Captain’s Bloq: Star date one-zero one-one two-zero-one-three
November 11 is the most significant day on the national calendar. No, not Canada Day. Remembrance Day. For Remembrance Day is a poignant reminder that if it had not been for the ultimate sacrifice made by thousands upon thousands upon thousands of our fellow Canadians — our war dead — who gave their lives for us, there wouldn’t be a Canada Day as we celebrate it today. Their unselfish sacrifice, and also the continued service of all our military men and women, made, and continue to make it possible. Lest We Forget.
The most significant emblem of Remembrance is the Poppy, risen to almost religious significance through the haunting words of the poem In Flanders Fields written on the French battlefield of Flanders on May 3, 1915 by the legendary Lt. Col. John Alexander MacCrae, M.D., of Guelph, Ontario, field surgeon with the Canadian Artillery.
However, over the years the wearing of the Poppy as a mark of respect, reverence, and remembrance has brought with it one item of controversy, if that is the proper word to use.
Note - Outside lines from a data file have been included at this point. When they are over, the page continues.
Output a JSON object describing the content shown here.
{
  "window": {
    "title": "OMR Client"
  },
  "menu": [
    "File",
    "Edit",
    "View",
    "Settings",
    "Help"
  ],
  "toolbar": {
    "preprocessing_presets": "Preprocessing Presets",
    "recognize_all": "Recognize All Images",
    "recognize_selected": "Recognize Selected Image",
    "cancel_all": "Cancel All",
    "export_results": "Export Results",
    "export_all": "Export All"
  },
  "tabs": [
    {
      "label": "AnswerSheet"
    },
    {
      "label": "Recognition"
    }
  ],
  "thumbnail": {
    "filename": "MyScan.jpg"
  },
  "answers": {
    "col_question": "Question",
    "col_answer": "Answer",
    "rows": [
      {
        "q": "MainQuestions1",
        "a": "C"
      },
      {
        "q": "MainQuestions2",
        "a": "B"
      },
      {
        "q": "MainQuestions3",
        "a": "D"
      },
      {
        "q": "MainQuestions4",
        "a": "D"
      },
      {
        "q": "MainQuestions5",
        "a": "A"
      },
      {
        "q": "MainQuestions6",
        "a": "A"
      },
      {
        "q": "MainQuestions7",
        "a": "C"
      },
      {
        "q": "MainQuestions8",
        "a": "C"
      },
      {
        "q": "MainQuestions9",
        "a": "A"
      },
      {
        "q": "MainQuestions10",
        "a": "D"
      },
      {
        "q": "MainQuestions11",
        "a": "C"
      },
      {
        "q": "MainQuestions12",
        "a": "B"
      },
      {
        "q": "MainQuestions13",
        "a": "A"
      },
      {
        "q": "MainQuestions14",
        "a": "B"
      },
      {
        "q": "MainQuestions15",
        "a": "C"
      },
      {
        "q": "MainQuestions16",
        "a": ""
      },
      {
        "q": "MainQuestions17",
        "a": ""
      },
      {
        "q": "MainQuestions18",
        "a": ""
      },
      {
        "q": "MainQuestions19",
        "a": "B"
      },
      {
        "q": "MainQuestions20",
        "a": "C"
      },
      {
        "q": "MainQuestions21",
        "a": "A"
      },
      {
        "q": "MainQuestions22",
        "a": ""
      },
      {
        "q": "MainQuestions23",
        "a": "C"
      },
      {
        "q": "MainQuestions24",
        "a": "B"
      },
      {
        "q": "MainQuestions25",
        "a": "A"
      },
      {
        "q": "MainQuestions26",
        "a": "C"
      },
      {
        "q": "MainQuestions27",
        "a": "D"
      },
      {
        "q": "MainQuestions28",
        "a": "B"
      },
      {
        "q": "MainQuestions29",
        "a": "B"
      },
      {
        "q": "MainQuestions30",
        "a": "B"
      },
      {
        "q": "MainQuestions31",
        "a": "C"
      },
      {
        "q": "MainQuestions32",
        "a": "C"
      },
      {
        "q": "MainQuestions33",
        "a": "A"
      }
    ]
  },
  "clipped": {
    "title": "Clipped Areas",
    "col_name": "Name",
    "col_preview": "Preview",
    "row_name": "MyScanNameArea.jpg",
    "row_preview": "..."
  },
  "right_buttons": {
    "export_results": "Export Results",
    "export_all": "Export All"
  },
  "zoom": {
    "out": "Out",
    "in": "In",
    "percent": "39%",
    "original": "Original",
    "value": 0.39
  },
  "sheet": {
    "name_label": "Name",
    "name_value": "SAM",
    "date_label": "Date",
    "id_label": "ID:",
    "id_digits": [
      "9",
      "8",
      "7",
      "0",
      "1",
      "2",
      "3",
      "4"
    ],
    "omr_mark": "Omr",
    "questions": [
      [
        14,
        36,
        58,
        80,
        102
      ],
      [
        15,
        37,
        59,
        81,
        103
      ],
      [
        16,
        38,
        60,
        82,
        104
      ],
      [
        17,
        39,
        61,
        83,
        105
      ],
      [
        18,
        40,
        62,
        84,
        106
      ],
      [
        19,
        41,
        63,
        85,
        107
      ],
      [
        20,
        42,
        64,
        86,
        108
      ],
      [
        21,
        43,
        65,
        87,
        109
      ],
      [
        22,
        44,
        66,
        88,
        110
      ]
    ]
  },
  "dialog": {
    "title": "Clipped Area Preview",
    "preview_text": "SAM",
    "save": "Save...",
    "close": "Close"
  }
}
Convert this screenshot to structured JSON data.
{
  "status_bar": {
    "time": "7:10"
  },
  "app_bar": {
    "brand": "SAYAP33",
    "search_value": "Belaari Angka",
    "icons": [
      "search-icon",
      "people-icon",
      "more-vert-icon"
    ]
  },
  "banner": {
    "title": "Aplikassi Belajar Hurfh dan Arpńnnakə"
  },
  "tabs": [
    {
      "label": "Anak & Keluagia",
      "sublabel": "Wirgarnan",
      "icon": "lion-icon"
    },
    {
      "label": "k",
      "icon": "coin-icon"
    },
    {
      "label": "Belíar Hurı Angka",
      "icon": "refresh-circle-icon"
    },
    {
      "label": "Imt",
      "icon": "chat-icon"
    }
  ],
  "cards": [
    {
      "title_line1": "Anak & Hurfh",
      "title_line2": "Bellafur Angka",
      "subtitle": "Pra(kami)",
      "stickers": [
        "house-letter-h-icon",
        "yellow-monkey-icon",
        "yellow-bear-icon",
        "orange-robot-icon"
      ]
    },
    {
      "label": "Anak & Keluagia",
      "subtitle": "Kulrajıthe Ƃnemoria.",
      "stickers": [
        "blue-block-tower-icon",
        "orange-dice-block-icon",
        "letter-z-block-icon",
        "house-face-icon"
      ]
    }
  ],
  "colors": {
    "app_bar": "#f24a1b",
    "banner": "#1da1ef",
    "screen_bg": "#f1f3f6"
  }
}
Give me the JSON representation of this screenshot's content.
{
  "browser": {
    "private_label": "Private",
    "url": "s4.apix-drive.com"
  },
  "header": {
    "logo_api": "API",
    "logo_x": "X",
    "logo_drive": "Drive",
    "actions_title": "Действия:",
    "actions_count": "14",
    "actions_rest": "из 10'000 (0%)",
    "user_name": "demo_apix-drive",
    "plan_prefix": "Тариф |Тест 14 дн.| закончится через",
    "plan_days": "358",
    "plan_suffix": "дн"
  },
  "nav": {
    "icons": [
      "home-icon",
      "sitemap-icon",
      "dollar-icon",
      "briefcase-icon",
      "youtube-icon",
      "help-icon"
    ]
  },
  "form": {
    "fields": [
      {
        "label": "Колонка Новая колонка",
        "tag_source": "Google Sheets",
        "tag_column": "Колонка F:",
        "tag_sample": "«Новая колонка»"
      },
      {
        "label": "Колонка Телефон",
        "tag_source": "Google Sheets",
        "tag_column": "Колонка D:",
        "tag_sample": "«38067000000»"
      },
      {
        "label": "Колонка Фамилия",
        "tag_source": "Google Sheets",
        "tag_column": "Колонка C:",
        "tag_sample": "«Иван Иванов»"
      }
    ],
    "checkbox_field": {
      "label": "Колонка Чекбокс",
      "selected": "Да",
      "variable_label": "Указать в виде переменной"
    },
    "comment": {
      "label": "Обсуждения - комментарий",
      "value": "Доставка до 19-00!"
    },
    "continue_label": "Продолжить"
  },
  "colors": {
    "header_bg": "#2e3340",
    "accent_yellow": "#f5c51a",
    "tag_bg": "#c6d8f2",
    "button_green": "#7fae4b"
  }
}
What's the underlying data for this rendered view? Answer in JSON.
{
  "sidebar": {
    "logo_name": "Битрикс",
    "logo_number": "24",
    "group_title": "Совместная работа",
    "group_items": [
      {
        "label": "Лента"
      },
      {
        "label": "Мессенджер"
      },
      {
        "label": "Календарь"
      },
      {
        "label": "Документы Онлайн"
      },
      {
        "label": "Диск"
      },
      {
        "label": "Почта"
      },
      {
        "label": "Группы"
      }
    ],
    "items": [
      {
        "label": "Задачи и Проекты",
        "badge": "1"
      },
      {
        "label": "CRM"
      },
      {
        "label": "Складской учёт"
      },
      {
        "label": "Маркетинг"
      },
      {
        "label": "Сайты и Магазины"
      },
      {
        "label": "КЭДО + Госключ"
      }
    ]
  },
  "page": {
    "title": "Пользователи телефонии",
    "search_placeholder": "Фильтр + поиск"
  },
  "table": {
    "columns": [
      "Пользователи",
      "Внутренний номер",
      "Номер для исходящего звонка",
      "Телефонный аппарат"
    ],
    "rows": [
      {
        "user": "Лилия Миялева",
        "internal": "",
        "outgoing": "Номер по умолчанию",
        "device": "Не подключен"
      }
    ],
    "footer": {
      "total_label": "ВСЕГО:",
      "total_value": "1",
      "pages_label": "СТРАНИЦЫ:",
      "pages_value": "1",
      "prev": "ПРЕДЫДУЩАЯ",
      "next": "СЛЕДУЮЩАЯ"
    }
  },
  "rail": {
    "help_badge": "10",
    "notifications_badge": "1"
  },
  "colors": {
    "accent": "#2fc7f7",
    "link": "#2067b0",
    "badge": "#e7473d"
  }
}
On which side of your clothing should the Poppy be worn?
It is generally accepted protocol that the Poppy be worn on the left. But it is often seen by many to be worn on the right as well. What is he correct mark of respect?
According the Royal Canadian Legion the Poppy is to be worn on the LEFT, close to the heart. I agree with this declaration even though there are those who say it matters not on which side the Poppy is worn so long as it is worn.
The Poppy, in my opinion, and those of so many other patriots, is to be always worn on the left. Always! Yes, it is close to the heart, but also, decorations (medals) worn by our men and women in uniform are worn on the left and by our wearing the Poppy on our left brings us in universal harmony with those decorations, brings us to a sacred oneness with those who wore them as we pause to remember. LEST WE FORGET!
I wish to share the following with you. Many of you know this iconic song already but to me the attached Australian ballad of Remembrance transcends all things. It knows no national border, tho’ it originated within one, knows no uniform, tho’ it originated wearing one. It is universal. Within the magic of its poignant words is weaved a story of the human soul:
“They shall grow not old, as we that are left grow old:
Age shall not weary them, nor the years condemn.
At the going down of the sun and in the morning
We will remember them.”
Lest We Forget
End of signal.